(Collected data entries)
[Start of section]

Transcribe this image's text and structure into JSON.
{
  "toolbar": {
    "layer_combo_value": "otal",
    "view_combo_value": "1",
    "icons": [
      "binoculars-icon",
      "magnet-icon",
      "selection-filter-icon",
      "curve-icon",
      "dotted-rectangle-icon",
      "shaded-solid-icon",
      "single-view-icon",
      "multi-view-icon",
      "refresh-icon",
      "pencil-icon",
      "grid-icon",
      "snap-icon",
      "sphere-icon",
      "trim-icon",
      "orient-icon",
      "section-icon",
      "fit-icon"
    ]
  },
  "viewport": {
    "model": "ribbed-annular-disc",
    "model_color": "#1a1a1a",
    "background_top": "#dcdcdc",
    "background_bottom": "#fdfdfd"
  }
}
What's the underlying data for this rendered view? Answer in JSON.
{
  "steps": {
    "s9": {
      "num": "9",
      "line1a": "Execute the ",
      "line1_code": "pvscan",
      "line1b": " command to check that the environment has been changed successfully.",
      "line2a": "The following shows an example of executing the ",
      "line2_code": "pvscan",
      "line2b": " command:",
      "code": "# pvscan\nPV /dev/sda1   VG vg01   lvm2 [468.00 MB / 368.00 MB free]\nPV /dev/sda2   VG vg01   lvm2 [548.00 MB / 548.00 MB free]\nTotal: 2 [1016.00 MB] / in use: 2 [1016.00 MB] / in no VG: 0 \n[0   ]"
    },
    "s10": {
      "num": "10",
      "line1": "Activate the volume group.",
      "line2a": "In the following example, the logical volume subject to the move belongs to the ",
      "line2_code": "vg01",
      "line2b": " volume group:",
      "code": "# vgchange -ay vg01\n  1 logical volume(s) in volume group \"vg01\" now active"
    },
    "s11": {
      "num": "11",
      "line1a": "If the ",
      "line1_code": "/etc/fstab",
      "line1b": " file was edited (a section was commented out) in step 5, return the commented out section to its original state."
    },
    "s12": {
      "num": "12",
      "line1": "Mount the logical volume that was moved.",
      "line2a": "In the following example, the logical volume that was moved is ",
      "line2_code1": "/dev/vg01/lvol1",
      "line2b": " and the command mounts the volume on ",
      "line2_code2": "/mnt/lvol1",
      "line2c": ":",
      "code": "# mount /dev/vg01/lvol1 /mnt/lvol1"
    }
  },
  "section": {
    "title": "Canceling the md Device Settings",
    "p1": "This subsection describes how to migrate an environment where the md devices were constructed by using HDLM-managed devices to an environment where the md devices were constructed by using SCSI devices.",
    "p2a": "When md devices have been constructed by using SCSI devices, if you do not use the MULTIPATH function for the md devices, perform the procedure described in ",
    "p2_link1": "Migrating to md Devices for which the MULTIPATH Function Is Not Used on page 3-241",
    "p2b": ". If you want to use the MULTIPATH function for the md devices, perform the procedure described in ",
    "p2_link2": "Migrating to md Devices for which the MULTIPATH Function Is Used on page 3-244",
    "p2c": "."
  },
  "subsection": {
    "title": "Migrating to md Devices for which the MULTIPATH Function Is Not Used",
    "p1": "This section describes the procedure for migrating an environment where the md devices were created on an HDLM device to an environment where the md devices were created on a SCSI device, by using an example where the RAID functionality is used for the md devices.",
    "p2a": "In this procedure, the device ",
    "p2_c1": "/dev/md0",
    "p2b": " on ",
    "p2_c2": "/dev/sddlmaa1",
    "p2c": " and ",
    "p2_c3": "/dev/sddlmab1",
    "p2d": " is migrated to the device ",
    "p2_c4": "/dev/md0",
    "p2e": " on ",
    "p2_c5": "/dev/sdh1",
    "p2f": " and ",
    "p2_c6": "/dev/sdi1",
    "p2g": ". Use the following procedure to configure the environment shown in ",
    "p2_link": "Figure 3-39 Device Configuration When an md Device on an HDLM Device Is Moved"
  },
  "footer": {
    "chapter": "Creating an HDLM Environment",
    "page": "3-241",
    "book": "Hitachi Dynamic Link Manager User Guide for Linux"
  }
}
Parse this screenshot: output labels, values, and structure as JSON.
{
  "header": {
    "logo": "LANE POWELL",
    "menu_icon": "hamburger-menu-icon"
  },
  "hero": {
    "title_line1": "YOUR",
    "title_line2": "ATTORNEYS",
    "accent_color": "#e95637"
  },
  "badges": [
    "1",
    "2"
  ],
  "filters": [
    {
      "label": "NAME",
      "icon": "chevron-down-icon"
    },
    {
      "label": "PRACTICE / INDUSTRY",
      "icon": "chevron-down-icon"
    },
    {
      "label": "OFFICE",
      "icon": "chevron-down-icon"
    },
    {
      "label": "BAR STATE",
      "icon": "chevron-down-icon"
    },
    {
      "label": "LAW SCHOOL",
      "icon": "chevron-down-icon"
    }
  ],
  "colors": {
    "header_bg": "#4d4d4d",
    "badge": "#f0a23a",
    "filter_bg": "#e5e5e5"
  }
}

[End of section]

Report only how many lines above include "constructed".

→ **REPLY**
2